The first European buildings erected at the crossing place were a provisions store and small huts. A survey for a town was commissioned in 1838 by Assistant Surveyor Thomas Townsend who mapped out Woodonga Place (the present Wodonga Place) as the western boundary, Hume Street as the northern boundary, Kiewa Street to the east and Nurigong to the south, with Townsend Street being the only other north-south road, and Ebden and Hovell Streets being the other two east-west roads. Townsend proposed the settlement be named 'Bungambrewatha', the Aboriginal name for the area, but when his plan was eventually approved and published in the Government Gazette on 13 April 1839 the name had been changed to Albury.
Albury is said to be named after a village in Kent, England which it resembled.
By 1847, the Albury settlement included two public houses and a handful of huts, a police barracks and blacksmiths. A log punt established in 1844 serviced the crossing of the Murray River. Albury Post Office opened on 1 April 1843, closed in 1845, then reopened in the township on 1 February 1847.
In 1851, with the separation of Victoria from New South Wales and the border falling on the Murray River, Albury found itself a frontier town. With increase in commerce with Melbourne, the first bridge was built in 1860 to the design of surveyor William Snell Chauncy. Albury at this time became a customs post between the two colonies as New South Wales held a protectionist stance on gaining its constitution in 1856.
Albury was at this time starting to grow substantially with German speaking immigrants using the area to grow grapes for wine. Albury boasted by the 1870s a butter factory, flour mill, wineries and locally brewed cider and soft drinks.

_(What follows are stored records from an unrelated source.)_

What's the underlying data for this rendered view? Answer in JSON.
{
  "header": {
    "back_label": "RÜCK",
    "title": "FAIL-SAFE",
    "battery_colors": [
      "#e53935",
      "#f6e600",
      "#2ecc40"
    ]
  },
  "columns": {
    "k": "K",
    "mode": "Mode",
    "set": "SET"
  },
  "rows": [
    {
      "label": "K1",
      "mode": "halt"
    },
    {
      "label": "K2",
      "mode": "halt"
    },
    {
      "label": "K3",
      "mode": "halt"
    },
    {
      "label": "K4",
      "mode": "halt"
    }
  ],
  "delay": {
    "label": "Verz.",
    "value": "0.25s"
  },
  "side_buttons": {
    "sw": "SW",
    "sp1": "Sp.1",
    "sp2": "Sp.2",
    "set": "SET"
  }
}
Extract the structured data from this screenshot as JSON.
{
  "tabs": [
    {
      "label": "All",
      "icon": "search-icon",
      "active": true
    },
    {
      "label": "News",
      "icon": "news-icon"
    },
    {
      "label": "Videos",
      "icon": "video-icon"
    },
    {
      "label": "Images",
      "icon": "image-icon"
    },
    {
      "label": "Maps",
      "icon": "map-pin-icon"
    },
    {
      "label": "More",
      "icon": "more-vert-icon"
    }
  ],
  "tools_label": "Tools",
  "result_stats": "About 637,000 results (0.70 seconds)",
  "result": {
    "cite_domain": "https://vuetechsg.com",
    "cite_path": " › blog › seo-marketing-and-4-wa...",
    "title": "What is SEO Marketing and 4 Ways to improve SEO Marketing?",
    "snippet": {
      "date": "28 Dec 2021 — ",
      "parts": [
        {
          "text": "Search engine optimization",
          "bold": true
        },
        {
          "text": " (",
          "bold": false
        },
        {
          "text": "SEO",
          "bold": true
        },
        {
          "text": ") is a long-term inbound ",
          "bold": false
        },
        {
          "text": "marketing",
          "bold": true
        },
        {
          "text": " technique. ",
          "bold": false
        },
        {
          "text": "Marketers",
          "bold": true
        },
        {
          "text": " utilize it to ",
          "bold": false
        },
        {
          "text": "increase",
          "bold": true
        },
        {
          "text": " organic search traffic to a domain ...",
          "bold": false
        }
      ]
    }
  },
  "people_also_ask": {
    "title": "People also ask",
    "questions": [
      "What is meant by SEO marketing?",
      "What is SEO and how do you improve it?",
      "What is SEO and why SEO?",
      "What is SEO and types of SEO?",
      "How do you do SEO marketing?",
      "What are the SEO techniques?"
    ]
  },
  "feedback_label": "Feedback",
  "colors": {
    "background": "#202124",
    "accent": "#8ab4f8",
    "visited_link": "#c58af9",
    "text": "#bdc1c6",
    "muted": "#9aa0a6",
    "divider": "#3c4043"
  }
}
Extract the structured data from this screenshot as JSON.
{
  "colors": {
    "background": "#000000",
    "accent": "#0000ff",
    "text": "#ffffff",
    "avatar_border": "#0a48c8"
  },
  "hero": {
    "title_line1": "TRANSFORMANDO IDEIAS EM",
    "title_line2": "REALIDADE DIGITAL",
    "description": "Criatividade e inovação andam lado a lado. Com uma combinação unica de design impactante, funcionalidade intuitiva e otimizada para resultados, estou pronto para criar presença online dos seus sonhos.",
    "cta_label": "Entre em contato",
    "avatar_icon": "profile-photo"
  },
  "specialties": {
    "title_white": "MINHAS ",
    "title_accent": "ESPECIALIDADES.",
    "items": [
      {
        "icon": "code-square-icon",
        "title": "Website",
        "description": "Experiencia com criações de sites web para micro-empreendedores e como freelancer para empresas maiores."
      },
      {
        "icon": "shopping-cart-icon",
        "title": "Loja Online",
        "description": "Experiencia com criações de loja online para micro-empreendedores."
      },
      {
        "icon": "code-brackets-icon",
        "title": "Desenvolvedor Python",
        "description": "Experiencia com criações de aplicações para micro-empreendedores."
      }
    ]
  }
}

In 1888, Albury built its first school house. The city's first mayor James Fallon was an innovator of the Public School, funding a demonstration High School to be built on Kiewa Street.
The railway line from Sydney arrived at Albury in 1881 (see Transport-Rail below). A temporary wooden railway bridge joined the line to the Victorian network 1883. New South Wales and Victoria had different track gauges until 1962, when the first train ran straight through from Sydney to Melbourne. The states could not initially agree which should be the transfer point so they had an expensive and attractive iron lattice bridge sent from Scotland which accommodated both gauges. The bridge is still standing astride the Murray and is in daily use.
Albury's proximity to Wodonga has spurred several efforts to achieve some kind of municipal governmental union (see Albury-Wodonga). In 1973, Albury-Wodonga was selected as the primary focus of the Whitlam federal government's scheme to redirect the uncontrolled growth of Australia's large coastal cities (Sydney and Melbourne in particular) by encouraging decentralisation. Grand plans were made to turn Albury-Wodonga into a major inland city and large areas of the surrounding farmland was compulsorily purchased by the government. Some industries were enticed to move there, and a certain amount of population movement resulted. However, the current population of approximately 101,597 residents is far below the 300,000 projected by Whitlam in the 1970s.
Albury has a large number of heritage buildings. The following are listed on the Register of the National Estate.